New Bollywood film highlights the dangers behind a lack of toilets in India

You have to feel for women in many parts of rural India. Not only do they live in a culture where it is deemed acceptable to urinate and defecate outside, but predatory men, incredibly, take the opportunity to pounce and assault them when they are performing this most natural and basic of rituals.

Sushila, assaulted when she went outside to the fields near her home, sums it up. Men can simply get on a motorbike and drive off to find a quiet place to go to the toilet outdoors, but for women who feel unable to go too far from home, with households and children to get ready for school, simply feel forced to slip outside under cover of dark nearby, sometimes to a place where people pass by, where men jeer or do worse.

Saroj from a village in northern Indian was set upon when she was forced to go outside. Credit: ITV News

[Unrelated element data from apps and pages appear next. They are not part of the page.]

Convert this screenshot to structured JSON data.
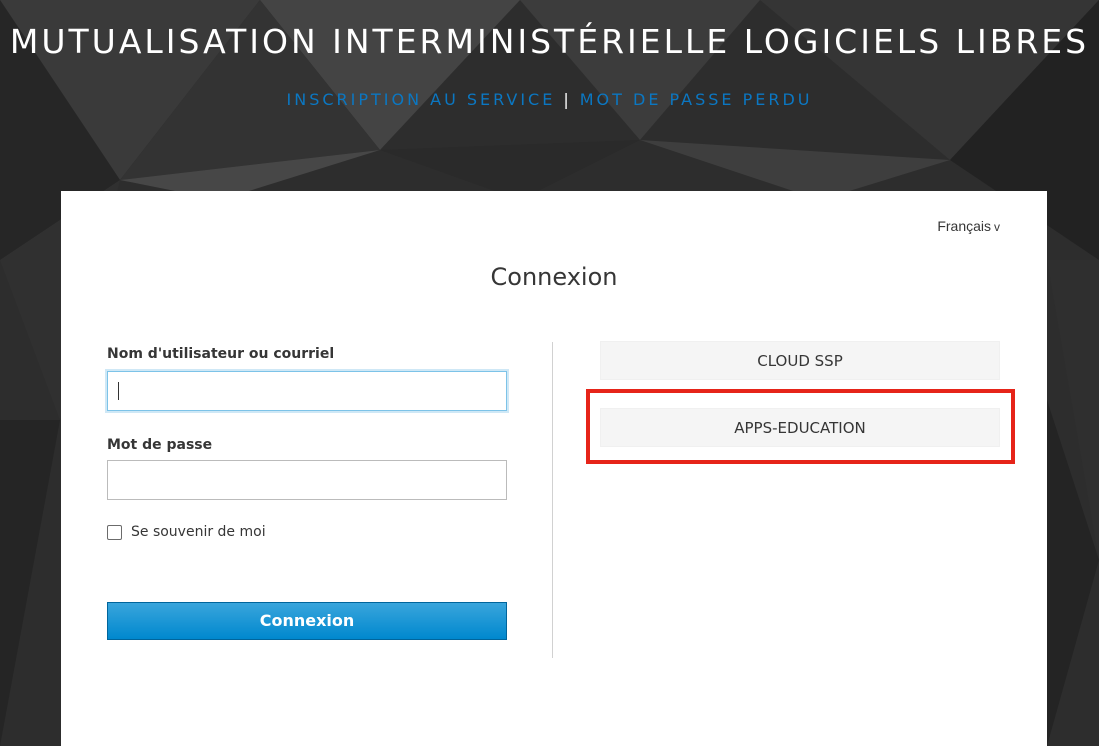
{
  "header": {
    "title": "MUTUALISATION INTERMINISTÉRIELLE LOGICIELS LIBRES",
    "register_link": "INSCRIPTION AU SERVICE",
    "separator": "|",
    "forgot_password_link": "MOT DE PASSE PERDU"
  },
  "card": {
    "language": "Français",
    "language_caret": "v",
    "title": "Connexion",
    "username_label": "Nom d'utilisateur ou courriel",
    "username_value": "",
    "password_label": "Mot de passe",
    "password_value": "",
    "remember_label": "Se souvenir de moi",
    "remember_checked": false,
    "submit_label": "Connexion"
  },
  "providers": [
    {
      "label": "CLOUD SSP"
    },
    {
      "label": "APPS-EDUCATION"
    }
  ],
  "colors": {
    "background": "#2b2b2b",
    "link": "#0b77c2",
    "primary_button": "#0088ce",
    "highlight": "#e62419"
  }
}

That so many incidents of assault and rape occur because women have no indoor toilets is both sickening and enraging. What is it that makes so many men think this is acceptable behaviour?

Akshay Kumar, the Bollywood superstar, says education is the answer, to start undoing years of appalling male attitudes. And he is putting his box office weight behind an answer to keeping women not only safe, but free from the indignity of having to defecate outdoors.

More toilets are being built across India, particularly in rural areas. Credit: ITV News

Toilet: Ek Premier Katha, is his attempt to put the conversation out into the public in a way only Bollywood, the world's most productive industry, can do.

The heroine in his film leaves her husband because he has no toilet in the house. It's a comedy with a heavy punchline.Half of India's population has no access to a lavatory. India is building toilets, but Mr Kumar is asking communities to join the initiative.

Incredibly even when the toilets are erected, there is a marked reluctance to use them, communities are so entrenched in the practice of answering a call of nature outside.

It is about keeping women safe from appalling attacks, but also hygiene, halting the spread of diseases, and for women, the hideous need to hold their bladders until the dark of sunset to give themselves more protection. It is shocking.

A scene from Toilet: Ek Prem Katha. Credit: ITV News

Toilet: Ek Prem Katha is just a film, an all singing all dancing Bollywood production, but in India it is the cinema that binds all sectors of society, so it is better than any government initiative says Kumar.

Next up is the issue of sanitary towels. Kumar's wife, the actress Twinkle Khanna, has written a film about another shocking issue for Indian women, the lack of affordability of sanitary towels, affecting most of the female population. Bollywood wants to get people talking.